- _Task brief_: Down to the last line, restate the records below word for word, dropping every image.

Segment Start: Records to use

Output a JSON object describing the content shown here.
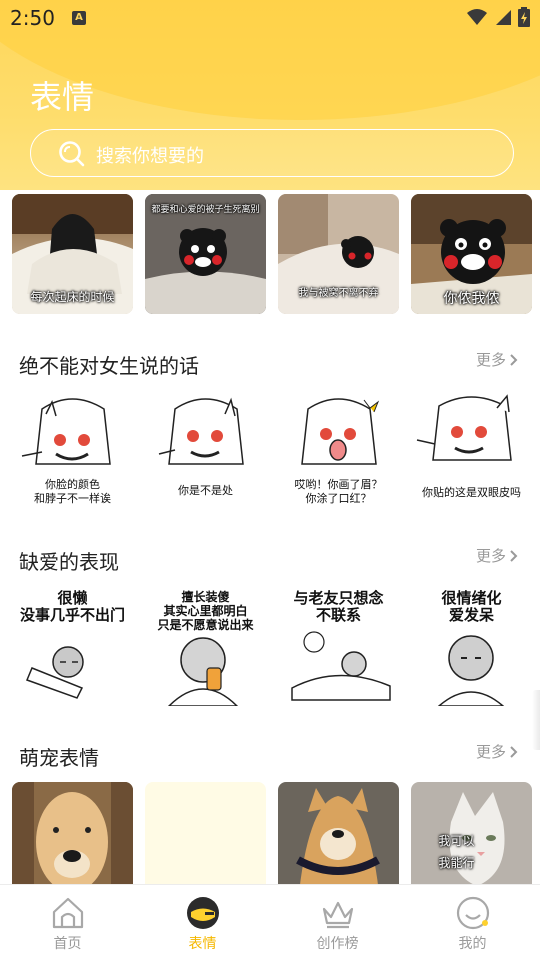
{
  "status_bar": {
    "time": "2:50",
    "notification_icon": "A"
  },
  "header": {
    "title": "表情",
    "search_placeholder": "搜索你想要的"
  },
  "featured": [
    {
      "caption": "每次起床的时候"
    },
    {
      "caption": "都要和心爱的被子生死离别"
    },
    {
      "caption": "我与被窝不离不弃"
    },
    {
      "caption": "你侬我侬"
    }
  ],
  "sections": [
    {
      "title": "绝不能对女生说的话",
      "more": "更多",
      "items": [
        {
          "caption": "你脸的颜色\n和脖子不一样诶"
        },
        {
          "caption": "你是不是处"
        },
        {
          "caption": "哎哟！你画了眉？\n你涂了口红？"
        },
        {
          "caption": "你贴的这是双眼皮吗"
        }
      ]
    },
    {
      "title": "缺爱的表现",
      "more": "更多",
      "items": [
        {
          "caption": "很懒\n没事几乎不出门"
        },
        {
          "caption": "擅长装傻\n其实心里都明白\n只是不愿意说出来"
        },
        {
          "caption": "与老友只想念\n不联系"
        },
        {
          "caption": "很情绪化\n爱发呆"
        }
      ]
    },
    {
      "title": "萌宠表情",
      "more": "更多",
      "items": [
        {
          "caption": ""
        },
        {
          "caption": ""
        },
        {
          "caption": ""
        },
        {
          "caption": "我可以\n我能行"
        }
      ]
    }
  ],
  "tabbar": [
    {
      "label": "首页",
      "icon": "home-icon",
      "active": false
    },
    {
      "label": "表情",
      "icon": "emoji-icon",
      "active": true
    },
    {
      "label": "创作榜",
      "icon": "crown-icon",
      "active": false
    },
    {
      "label": "我的",
      "icon": "profile-icon",
      "active": false
    }
  ],
  "colors": {
    "accent": "#f5b800",
    "header": "#fed65a",
    "muted": "#9a9a9a"
  }
}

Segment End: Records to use

- _Response for this exercise_:
Output a JSON object describing the content shown here.
{
  "status_bar": {
    "time": "2:50",
    "notification_icon": "A"
  },
  "header": {
    "title": "表情",
    "search_placeholder": "搜索你想要的"
  },
  "featured": [
    {
      "caption": "每次起床的时候"
    },
    {
      "caption": "都要和心爱的被子生死离别"
    },
    {
      "caption": "我与被窝不离不弃"
    },
    {
      "caption": "你侬我侬"
    }
  ],
  "sections": [
    {
      "title": "绝不能对女生说的话",
      "more": "更多",
      "items": [
        {
          "caption": "你脸的颜色\n和脖子不一样诶"
        },
        {
          "caption": "你是不是处"
        },
        {
          "caption": "哎哟！你画了眉？\n你涂了口红？"
        },
        {
          "caption": "你贴的这是双眼皮吗"
        }
      ]
    },
    {
      "title": "缺爱的表现",
      "more": "更多",
      "items": [
        {
          "caption": "很懒\n没事几乎不出门"
        },
        {
          "caption": "擅长装傻\n其实心里都明白\n只是不愿意说出来"
        },
        {
          "caption": "与老友只想念\n不联系"
        },
        {
          "caption": "很情绪化\n爱发呆"
        }
      ]
    },
    {
      "title": "萌宠表情",
      "more": "更多",
      "items": [
        {
          "caption": ""
        },
        {
          "caption": ""
        },
        {
          "caption": ""
        },
        {
          "caption": "我可以\n我能行"
        }
      ]
    }
  ],
  "tabbar": [
    {
      "label": "首页",
      "icon": "home-icon",
      "active": false
    },
    {
      "label": "表情",
      "icon": "emoji-icon",
      "active": true
    },
    {
      "label": "创作榜",
      "icon": "crown-icon",
      "active": false
    },
    {
      "label": "我的",
      "icon": "profile-icon",
      "active": false
    }
  ],
  "colors": {
    "accent": "#f5b800",
    "header": "#fed65a",
    "muted": "#9a9a9a"
  }
}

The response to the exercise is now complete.